Poor people can't afford an attorney to sue for reckless endangerment either.

Mike said...

Bruce Scheier has called this "Security Theatre" for years and he is right.

In fact, this may make us less safe, because we would then assume that every liquid we come across inside a terminal or an airplane is safe. It makes us less safe because so many resource are spent hassling travelers rather than gathering specific intelligence or guarding against other attacks.

This is like putting up a single picket of a fence around your house and hoping the terrorists walk into it.

Bad Bad Bad security.

Tania said...

I just got back from a trip to Ottawa and commented about how ridiculous security measures are to the people at security.

I travel a fair bit and go through the whole process of laptop out, no liquids or gels, boots off (it's winter and it's easier than having to get the wand swept over me because of boots), etc., etc.

At YOW, the lady wanted to test my laptop for whatever reason and took my boarding pass from me. I asked, "what's the purpose of taking the boarding pass". Apparently it's so I don't run away. I said that's ridiculous. If my laptop poses a security risk and I'm running away, getting on a plane wouldn't be my plan.

She said it was for her safety, that she puts her life on the line everyday for me and this country. I looked at her hoping to see sarcasm. She was serious. I said, "Good Lord, people still believe that hype?!" And they do. The lady in front of me was older and listening in and said, "I remember when flying was so much fun, now it's become a chore." And for no real reason whatsoever. It's completely ridiculous that I can't take my suitcase for 2 day trips on the plane because I bring body wash, shampoo and face cream on board.

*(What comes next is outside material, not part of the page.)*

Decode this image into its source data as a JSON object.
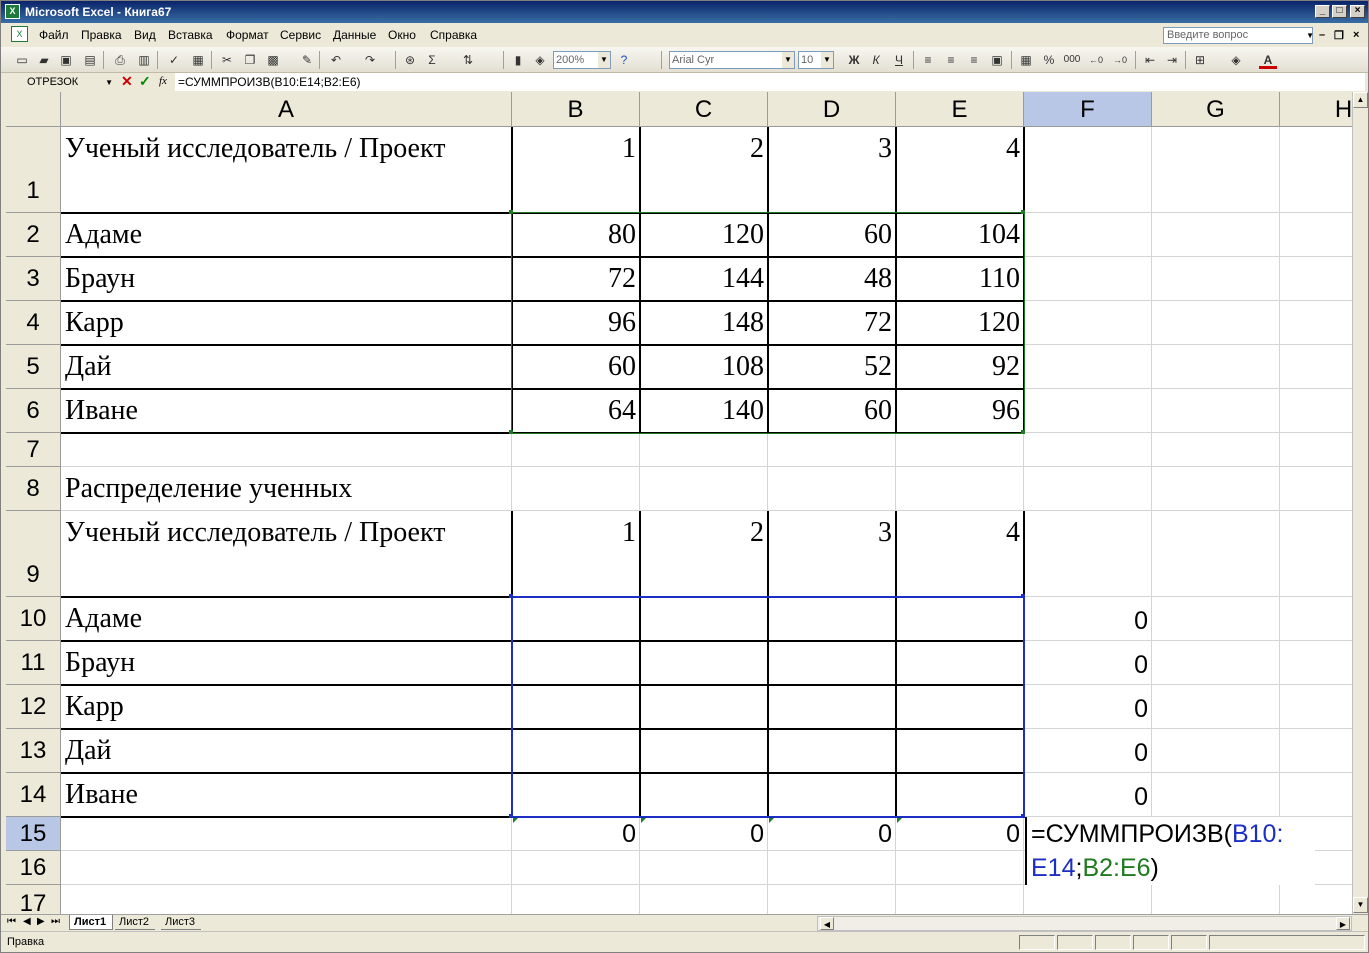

People keep talking about tax grabs and wasteful government spending and this is a prime example. At the airport in Regina there were 10 CATSA standing around a virtually empty airport. All to make sure I'm not bringing a water bottle on board the flight. Just to make me buy the $6 ones at starbucks (they don't have a starbucks in regina, but you get my point).

We've become such lemmings.